SHANGHAI A handful of companies are zooming in on digital auto focus for handset cameras. The technology comes just as system designers are looking to transition to 3-megapixel platforms and it should lower costs as well as slim down module size by doing away with the motors and actuators used today.
MagnaChip Semiconductor, OmniVision Technologies, and STMicroelectronics are all planning digital auto focus products. Engineers at MagnaChip have spent the last six months collaborating with French IP provider DxO Labs on a system-on-chip that combines a digital auto focus engine with a 3-megapixel sensor and an image signal processor.
At this week's 3GSM World Congress in Barcelona, STMicroelectronics also said it would work with DxO to create a complete module. OmniVision also unveiled its 3-megapixel TrueFocus camera, based on its Wavefront Coding technology.
Cell phone camera module makers are interested in moving from 2-megapixel, fixed-focus modules to 3 megapixel without using auto focus lenses and actuators in the modules. "This is the place where we think people have run up against a little bit of a barrier," said Jason Hartlove, senior vice president of the Imaging Solutions Division at MagnaChip. "Because of the resolution and sharpness at 3 megapixel, you begin to see the lack of depth of field in a regular fixed-focus lens."
Jean-Claude Rosichini, vice president of marketing for DxO's Embedded Imaging Solutions, said taking out the mechanical actuator increases reliability of the module, cuts costs and size and adds in additional features unavailable from today's offerings. "Mechanical auto focus cannot provide extended depth of field," he said. "So now you will get sharpness from as close as 10 centimeters up to infinity."
OmniVision is also moving aggressively to carve out market share for its Wavefront technology, a method of optically encoding light using a special lens to form an intermediate image on the sensor, and then decoding this intermediate image with digital processing to create a picture that is in focus across most of the frame, the company said. A TrueFocus camera comprises a Wavefront Coded lens, a 3-megapixel CMOS image sensor, and an image signal processor.

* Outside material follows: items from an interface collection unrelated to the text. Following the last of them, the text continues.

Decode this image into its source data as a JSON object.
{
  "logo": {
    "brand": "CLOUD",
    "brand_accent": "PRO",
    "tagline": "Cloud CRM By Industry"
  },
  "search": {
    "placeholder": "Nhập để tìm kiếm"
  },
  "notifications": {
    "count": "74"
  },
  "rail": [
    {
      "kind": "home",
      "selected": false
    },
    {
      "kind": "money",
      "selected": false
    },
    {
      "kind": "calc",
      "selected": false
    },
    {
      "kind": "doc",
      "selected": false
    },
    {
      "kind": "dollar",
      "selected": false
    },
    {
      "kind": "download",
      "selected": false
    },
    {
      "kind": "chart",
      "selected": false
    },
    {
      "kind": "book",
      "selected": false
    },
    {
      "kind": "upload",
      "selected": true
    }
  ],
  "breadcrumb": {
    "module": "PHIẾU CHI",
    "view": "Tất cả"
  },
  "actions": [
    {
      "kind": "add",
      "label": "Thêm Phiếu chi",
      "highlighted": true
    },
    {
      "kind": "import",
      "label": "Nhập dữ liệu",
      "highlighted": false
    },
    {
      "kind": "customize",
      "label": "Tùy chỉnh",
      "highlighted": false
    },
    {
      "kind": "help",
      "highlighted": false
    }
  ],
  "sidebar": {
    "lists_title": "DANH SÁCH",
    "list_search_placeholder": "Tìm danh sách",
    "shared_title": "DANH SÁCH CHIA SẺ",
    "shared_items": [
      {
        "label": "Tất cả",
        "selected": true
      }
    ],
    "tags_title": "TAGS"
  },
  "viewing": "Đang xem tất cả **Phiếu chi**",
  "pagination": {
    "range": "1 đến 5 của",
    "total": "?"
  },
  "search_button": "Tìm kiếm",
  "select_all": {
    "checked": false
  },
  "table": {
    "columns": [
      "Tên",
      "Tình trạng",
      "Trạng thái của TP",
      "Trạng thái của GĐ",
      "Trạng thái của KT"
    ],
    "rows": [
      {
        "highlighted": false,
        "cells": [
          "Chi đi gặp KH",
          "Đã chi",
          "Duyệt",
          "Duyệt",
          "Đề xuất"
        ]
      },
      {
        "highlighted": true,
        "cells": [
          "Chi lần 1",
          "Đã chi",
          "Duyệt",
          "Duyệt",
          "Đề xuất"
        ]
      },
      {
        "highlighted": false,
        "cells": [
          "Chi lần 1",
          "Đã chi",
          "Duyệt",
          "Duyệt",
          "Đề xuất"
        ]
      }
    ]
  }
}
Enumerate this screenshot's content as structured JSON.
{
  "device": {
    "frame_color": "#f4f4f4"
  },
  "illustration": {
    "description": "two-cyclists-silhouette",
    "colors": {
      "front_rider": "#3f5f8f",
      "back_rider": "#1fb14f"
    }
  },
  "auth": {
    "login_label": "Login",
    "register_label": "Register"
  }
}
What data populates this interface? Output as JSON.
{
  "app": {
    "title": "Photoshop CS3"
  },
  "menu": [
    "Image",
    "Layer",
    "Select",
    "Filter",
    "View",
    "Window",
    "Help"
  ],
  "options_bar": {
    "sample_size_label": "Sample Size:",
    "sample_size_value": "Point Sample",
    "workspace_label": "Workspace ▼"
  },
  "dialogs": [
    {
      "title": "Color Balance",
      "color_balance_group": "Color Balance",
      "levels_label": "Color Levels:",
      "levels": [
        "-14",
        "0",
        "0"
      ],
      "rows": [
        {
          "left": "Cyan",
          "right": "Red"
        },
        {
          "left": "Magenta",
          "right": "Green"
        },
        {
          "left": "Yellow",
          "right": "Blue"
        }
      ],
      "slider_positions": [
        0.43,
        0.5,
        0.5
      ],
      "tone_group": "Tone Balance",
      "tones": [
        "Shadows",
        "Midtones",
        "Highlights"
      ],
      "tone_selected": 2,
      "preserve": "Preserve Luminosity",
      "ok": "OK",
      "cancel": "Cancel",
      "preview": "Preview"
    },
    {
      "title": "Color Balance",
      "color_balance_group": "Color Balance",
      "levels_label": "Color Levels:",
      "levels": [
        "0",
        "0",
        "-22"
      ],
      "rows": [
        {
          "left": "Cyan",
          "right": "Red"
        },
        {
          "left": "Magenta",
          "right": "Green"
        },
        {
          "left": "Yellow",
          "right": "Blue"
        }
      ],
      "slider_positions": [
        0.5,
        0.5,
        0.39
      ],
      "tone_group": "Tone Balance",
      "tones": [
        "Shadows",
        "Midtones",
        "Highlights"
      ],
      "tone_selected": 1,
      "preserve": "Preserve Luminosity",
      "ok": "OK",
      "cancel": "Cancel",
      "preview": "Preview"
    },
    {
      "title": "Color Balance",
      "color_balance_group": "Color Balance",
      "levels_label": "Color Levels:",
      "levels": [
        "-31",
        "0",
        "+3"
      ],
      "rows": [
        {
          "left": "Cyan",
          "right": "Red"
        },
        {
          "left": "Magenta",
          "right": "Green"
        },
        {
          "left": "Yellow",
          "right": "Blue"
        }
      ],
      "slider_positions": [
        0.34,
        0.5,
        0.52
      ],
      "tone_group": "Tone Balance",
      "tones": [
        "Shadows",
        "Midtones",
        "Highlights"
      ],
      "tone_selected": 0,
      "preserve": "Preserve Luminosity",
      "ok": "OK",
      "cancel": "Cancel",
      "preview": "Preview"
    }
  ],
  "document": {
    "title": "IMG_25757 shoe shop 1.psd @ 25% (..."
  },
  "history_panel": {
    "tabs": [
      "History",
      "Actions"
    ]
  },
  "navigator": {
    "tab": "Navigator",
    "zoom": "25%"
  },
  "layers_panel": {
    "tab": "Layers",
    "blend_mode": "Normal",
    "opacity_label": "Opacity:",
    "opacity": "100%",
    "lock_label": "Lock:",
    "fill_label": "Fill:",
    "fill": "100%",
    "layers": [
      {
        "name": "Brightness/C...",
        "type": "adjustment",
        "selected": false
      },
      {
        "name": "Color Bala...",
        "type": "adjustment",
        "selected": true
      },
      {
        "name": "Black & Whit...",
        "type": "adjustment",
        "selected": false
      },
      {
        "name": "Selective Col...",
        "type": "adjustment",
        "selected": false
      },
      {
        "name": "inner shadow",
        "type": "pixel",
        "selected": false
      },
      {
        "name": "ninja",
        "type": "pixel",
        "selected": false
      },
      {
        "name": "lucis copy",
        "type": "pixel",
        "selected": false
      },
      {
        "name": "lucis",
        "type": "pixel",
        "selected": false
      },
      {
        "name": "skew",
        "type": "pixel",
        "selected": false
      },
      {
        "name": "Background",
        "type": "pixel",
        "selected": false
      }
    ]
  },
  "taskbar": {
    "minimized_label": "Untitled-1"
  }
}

Ed Dowski, president of CDM Optics, a subsidiary of OmniVision, noted that traditional imaging optics have remained basically the same for "several hundred years." He believes that digital auto focus now submits optics to the power of Moore's Law, enabling a quick decline in cost for module makers.